The system allows a vehicle to operate on either gasoline or Liquefied Petroleum Gas (LPG) with a flip of a switch, unlike dedicated propane or natural gas systems which can only operate on one fuel source.
The AFV Solutions system is the only EPA-certified LPG bifuel system currently available in the U.S. market for the 2003 Ford 4.6 liter engine. The company will sell it as a conversion system to be installed on the Ford Crown Victoria, Crown Victoria Police, Lincoln Town Car and Mercury Grand Marquis automobiles.
We chose this Ford engine family for our initial system because the 4.6 liter-equipped Crown Victoria is the fleet vehicle of choice for law-enforcement agencies, taxi services and state and federal government agencies throughout the United States.
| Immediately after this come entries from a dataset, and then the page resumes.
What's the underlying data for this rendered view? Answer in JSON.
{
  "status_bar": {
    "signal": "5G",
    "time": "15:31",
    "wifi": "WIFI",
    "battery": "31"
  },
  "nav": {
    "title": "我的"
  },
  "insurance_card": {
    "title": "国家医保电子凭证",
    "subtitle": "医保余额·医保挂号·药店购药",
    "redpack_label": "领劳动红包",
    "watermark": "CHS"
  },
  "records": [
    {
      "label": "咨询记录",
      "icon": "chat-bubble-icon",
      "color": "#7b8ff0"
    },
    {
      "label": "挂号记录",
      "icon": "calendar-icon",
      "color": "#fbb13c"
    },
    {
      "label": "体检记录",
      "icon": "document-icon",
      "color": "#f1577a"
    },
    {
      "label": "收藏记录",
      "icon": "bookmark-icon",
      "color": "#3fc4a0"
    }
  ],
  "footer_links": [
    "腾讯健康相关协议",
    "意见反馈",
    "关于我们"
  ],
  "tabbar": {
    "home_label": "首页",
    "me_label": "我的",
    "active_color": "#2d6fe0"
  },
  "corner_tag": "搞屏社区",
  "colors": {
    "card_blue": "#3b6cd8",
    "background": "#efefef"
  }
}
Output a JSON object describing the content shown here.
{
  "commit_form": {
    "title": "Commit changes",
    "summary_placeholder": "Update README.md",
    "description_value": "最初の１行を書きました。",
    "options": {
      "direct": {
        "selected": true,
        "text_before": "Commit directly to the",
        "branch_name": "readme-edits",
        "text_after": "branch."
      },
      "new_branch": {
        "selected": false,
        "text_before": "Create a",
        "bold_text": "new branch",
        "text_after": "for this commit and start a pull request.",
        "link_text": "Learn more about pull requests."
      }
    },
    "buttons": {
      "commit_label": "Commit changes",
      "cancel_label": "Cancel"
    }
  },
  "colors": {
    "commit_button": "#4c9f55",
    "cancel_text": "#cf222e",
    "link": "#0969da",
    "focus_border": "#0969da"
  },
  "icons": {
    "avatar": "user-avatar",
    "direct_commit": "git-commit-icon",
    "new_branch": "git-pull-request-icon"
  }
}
Fleet operators that retrofit with our system and purchase bulk propane can substantially reduce their fuel costs, often by up to 40 percent, while increasing their vehicles’ longevity and reducing maintenance costs.—AFVS President Jeff Groscost
The company is finalizing gasoline-propane bifuel systems for model year 2004 and 2005 Ford 4.6 liter engines, and expects EPA certification of these systems within 90 days.
LPG is a mixture of several gases with propane as the chief ingredient. LPG is formed naturally, interspersed with deposits of petroleum and natural gas. Natural gas contains LPG, water vapor, and other impurities that must be removed before it can be transported in pipelines as a salable product. About 55% of the LPG processed in the U.S. is from natural gas purification with the other 45% coming from crude oil refining.
LPG vehicles emit about one-third fewer reactive organic gases than gasoline-fueled vehicles. Nitrogen oxide and carbon monoxide emissions are also 20% and 60% less, respectively.
Unlike gasoline-fueled vehicles, there are no evaporative emissions while LPG vehicles are running or parked, because LPG fuel systems are tightly sealed. Small amounts of LPG may escape into the atmosphere during refueling, but these vapors are 50% less reactive than gasoline vapors, so they have less of a tendency to generate smog-forming ozone. LPG also has an extremely low sulfur content.
LPG delivers roughly the same power, acceleration, and cruising speed characteristics as gasoline, albeit with a somewhat reduced driving range, due to an energy content 70–75% that of gasoline.
But its high octane rating (around 105) means that an LPG engine’s power output and fuel efficiency can be increased beyond what would be possible with a gasoline engine without causing destructive knocking. Such fine-tuning can help compensate for the fuel’s lower energy density.